Mature females can lay up to 50,000 eggs each year and their egg production increases as they age. Females in the 30 inch range lay upwards of 250,000 eggs. This is why lakes managed for walleye fishing employ a slot limit on fish that restricts over harvesting of spawning females in their prime.
The majority of walleye over 22 inches are female since very few males actually reach these lengths. There’s nothing wrong with keeping fish to put food on the table though. Just do your best to keep fish in the 14 to 18 inch range if it’s legal to do so.
No angler should go without a bump board to measure their catch. Not only is it a good way to quickly measure legal fish, it also lets you size up potential trophies or your new personal best.
We like the Frabill Expandable bump board. It is inexpensive and compact so you can take it anywhere. Check it out on Amazon.
How much does a 30 inch walleye weigh
We anglers like to know how much a fish weighs. It’s how you track a new “personal best” and gives you bragging rights among friends. However, not everyone has a scale, nor is it always easy to weigh fish and release them safely back into the water.
On average, a 30 inch walleye weighs 10 to 12 pounds. Of course, this can vary. Some fish are long and skinny while others may be plumped up with eggs during the spawn.
Most of the time you can accurately estimate the weight of a fish from the length alone. Add in a girth measurement and you can really dial in the accuracy of a walleye’s weight. The girth helps to account for fish with larger bellies and should be factored in if you catch a spawning female.
There are two basic formulas widely used by walleye anglers to estimate weight.
When only the length of the walleye is available, use this formula:
(length X length X length / 2700)
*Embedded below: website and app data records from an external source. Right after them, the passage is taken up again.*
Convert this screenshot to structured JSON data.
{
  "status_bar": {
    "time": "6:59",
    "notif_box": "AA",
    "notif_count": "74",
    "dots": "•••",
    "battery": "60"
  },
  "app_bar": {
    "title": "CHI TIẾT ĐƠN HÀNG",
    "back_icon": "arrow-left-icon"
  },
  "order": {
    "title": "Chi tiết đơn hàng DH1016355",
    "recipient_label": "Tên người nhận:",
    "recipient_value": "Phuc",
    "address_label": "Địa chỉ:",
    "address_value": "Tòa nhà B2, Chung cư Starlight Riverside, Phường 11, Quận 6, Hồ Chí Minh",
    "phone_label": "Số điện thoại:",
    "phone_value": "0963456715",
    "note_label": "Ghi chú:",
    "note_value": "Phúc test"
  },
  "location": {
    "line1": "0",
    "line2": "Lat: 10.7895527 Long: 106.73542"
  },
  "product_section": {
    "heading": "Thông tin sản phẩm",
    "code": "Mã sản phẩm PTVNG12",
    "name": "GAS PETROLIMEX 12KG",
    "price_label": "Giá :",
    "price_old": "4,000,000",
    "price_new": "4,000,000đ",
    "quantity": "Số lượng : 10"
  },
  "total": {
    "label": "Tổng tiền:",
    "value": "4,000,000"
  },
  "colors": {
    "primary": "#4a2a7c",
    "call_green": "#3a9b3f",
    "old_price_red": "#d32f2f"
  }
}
If you manage to get a length and girth measurement, use this formula:
(length X length X girth / 1200)
Remember, the girth is the circumference of the fish measured around the widest part of the belly.
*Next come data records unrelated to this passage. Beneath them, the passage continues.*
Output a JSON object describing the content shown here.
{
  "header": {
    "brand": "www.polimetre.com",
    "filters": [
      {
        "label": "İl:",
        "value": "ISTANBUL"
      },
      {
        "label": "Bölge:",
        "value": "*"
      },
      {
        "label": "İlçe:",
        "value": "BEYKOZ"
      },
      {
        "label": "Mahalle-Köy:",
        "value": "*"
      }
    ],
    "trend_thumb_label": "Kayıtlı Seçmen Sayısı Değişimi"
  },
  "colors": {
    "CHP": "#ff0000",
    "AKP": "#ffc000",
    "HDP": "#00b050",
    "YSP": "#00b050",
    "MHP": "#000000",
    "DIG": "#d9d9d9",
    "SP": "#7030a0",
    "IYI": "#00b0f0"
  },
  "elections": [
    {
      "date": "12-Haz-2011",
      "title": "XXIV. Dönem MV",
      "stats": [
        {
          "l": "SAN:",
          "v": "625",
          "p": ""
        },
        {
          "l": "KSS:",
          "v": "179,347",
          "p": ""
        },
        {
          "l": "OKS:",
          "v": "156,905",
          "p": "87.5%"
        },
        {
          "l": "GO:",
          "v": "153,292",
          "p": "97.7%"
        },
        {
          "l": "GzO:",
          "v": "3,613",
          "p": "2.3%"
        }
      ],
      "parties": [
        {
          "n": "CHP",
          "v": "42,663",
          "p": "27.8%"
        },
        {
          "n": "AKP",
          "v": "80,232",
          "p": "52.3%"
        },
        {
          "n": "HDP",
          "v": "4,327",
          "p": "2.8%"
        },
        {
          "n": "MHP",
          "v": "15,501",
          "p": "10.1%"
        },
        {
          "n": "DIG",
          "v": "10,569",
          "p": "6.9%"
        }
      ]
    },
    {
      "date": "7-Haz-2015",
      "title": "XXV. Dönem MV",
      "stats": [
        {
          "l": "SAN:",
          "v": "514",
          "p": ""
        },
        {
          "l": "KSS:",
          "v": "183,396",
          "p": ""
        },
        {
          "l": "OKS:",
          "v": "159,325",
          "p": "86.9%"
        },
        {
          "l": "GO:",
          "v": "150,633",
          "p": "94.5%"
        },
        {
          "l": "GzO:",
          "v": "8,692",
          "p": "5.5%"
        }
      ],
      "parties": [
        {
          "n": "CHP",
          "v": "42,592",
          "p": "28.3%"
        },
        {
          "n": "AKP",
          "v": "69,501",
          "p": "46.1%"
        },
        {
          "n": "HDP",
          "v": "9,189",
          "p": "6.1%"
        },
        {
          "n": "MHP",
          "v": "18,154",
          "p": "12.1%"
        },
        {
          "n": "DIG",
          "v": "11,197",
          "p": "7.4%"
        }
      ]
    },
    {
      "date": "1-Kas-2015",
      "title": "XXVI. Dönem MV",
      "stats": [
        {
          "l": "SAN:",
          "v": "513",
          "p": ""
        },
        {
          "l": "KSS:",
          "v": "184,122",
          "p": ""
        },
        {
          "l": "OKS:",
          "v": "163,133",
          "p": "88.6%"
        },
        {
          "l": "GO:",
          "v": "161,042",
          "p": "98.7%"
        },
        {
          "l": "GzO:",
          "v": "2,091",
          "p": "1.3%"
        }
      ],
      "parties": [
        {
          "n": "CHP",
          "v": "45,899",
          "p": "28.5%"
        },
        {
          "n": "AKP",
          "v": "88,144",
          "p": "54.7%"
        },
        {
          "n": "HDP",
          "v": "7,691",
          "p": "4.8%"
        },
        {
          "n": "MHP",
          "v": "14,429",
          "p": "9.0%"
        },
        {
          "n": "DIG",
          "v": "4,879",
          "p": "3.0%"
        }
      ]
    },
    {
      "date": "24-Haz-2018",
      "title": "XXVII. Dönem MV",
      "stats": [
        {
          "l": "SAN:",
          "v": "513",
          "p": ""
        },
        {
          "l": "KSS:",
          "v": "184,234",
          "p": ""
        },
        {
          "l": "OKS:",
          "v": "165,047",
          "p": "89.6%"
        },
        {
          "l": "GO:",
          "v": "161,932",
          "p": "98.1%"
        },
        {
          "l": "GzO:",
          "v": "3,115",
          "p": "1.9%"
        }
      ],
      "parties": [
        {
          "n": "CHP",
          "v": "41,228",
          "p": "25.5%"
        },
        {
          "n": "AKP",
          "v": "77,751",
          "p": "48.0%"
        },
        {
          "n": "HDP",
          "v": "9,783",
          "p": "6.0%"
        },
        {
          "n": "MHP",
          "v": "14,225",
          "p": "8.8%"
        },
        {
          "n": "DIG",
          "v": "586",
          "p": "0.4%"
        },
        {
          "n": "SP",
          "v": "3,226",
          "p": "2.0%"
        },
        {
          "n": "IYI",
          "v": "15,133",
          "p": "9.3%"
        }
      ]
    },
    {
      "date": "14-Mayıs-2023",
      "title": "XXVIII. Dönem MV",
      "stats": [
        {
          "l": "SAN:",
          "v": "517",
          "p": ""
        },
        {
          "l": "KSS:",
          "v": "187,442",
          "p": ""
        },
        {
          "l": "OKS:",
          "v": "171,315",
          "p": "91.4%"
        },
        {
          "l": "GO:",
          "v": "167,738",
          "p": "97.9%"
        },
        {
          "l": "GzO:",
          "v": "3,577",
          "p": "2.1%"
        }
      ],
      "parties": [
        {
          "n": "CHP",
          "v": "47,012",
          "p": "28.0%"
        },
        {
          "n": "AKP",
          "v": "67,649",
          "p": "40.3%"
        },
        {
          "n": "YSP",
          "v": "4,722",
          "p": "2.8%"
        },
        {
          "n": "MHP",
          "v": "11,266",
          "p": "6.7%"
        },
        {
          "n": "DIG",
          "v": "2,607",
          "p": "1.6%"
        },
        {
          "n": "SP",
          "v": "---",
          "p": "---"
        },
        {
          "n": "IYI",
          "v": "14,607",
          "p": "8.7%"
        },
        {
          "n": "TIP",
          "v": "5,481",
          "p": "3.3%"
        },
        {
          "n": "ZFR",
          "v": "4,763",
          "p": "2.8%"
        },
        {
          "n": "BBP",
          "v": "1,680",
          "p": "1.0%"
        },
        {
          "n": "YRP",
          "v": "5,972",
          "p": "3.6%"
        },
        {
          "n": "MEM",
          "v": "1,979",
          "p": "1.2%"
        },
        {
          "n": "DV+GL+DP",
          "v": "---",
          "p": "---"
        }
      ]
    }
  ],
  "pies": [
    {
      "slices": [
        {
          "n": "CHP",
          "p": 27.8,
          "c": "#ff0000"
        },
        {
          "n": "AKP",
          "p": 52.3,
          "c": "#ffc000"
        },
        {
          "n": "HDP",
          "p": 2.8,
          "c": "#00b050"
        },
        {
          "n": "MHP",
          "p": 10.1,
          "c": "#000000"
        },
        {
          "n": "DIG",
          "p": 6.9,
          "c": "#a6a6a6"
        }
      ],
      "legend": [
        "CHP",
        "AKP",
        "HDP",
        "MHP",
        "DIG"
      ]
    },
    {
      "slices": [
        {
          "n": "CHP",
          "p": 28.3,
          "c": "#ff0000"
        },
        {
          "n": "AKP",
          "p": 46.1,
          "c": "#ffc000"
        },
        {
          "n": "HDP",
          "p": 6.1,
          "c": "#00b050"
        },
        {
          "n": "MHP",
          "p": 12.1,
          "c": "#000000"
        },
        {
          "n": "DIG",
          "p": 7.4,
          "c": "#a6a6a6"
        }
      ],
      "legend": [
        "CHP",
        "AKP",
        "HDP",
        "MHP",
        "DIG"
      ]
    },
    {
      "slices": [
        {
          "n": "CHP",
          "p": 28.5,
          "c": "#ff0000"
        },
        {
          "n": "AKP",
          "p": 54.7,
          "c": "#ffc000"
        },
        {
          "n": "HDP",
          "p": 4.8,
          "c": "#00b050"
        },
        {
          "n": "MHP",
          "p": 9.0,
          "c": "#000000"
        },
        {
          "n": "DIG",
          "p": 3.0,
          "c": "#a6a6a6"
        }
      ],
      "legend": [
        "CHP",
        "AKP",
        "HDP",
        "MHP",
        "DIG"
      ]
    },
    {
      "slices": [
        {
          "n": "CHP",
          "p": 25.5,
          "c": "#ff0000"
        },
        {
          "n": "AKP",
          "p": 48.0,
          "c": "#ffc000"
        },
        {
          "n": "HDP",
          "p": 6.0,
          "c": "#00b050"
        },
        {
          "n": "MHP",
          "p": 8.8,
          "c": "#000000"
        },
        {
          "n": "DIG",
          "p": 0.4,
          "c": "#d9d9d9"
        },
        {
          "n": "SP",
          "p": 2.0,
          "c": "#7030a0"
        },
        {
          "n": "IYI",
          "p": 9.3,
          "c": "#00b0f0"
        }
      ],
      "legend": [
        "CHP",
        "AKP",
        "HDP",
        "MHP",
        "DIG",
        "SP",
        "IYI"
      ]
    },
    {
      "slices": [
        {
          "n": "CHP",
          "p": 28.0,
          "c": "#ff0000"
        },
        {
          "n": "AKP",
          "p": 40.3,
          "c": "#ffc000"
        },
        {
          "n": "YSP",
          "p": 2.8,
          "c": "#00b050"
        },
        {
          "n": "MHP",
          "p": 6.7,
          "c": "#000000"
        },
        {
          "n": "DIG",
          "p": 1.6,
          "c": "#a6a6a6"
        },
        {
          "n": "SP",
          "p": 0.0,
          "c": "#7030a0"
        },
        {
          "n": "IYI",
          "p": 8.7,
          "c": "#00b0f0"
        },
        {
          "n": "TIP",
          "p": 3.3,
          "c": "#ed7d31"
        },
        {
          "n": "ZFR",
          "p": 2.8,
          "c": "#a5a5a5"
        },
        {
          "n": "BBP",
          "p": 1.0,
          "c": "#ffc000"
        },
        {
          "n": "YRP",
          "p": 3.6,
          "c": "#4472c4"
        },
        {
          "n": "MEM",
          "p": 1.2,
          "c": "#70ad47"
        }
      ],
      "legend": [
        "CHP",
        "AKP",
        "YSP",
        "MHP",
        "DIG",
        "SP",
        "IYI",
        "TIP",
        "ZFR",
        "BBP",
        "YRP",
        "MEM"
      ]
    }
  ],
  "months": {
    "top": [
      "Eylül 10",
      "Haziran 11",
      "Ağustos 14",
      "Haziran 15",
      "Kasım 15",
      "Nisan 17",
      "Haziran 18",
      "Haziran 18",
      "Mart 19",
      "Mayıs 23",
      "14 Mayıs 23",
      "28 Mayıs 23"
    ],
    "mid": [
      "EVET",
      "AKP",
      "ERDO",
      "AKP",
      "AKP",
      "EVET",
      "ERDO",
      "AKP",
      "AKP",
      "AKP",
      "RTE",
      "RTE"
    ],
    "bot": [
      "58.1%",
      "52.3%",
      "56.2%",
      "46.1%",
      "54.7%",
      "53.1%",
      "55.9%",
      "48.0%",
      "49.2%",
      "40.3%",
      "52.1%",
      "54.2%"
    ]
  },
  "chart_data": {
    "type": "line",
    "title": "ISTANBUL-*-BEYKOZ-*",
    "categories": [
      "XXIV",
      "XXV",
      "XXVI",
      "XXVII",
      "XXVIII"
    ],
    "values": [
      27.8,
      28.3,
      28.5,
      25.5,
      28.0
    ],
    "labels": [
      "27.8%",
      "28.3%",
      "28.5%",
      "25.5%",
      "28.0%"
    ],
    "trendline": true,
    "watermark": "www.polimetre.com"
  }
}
For those of you looking for a simple, yet accurate, walleye length to weight comparison, here is a quick reference chart.
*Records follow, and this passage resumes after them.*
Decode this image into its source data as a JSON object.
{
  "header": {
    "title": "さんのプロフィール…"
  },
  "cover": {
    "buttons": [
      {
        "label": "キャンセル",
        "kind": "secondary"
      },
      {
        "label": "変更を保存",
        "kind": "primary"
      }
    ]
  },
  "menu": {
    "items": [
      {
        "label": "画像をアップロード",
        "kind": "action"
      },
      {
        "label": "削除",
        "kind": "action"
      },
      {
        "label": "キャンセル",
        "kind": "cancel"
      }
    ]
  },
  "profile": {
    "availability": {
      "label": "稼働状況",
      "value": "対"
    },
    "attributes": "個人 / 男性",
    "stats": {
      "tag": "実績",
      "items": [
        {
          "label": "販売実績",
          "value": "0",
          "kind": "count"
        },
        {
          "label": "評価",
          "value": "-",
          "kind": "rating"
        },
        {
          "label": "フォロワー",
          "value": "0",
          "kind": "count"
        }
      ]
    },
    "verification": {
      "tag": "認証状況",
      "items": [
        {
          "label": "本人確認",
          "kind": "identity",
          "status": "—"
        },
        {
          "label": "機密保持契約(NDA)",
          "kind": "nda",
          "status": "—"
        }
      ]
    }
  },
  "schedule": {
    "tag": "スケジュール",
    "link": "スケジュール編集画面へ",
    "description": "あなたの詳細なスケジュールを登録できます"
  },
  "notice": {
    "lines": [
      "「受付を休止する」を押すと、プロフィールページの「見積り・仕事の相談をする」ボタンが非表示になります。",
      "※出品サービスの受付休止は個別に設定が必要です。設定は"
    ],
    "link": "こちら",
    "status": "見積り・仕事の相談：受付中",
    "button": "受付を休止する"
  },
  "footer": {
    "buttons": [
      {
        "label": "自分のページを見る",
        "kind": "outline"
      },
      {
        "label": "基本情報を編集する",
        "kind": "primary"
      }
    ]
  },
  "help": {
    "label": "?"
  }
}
Walleye Length to Weight Conversion Chart
|Length (inches)||Weight (pounds)|
Determining the age of walleye
In healthy walleye populations, males typically live for 15-20 years. Female walleye out live males by 5-10 years and average a maximum life span of 24 years. The oldest walleye on record was shown to be nearly 30 years old.
To accurately measure the age of a fish, scientist use the otolith bone, which is the inner ear bone. Much like aging a tree by counting rings in the wood, the otolith contains growth rings too. They cut out the bone and crack it in half. It’s then charred over a flame and viewed under a microscope to count the rings, which correspond to the walleye’s age.
You can also determine the age of walleye, yellow perch and sauger yourself. Growth rings similar to the otolith bone also occur on the gill plat or operculum flap.
Carefully cut away the flap and remove the soft tissue. Then place it in hot water to loosen any remaining skin and muscle. The hard operculum should look a little like glass. Let it dry overnight.
All you need to do is hold it up to a bright light and count the dense white lines. Each white segment represents a winter season. The total number of white segments is the approximate age of the fish.
It is a fun experiment to try and entertaining for the kids too. Interestingly enough, the biggest walleye are not always the oldest.
It’s important to appreciate the time it takes a trophy walleye to reach an impressive 30 inches long. Only the toughest walleye in the best habitats will ever reach those lengths.
With more anglers fishing every year, it is critical that we all do our part to preserve trophy fisheries. That means adopting good catch and release practices to protect large breeding females.
Walleye populations are very sensitive to over-harvesting, so only keep what you can eat and only retain the more abundant males around 18 inches in length.
Every big female you release is another opportunity to catch a monster walleye next season.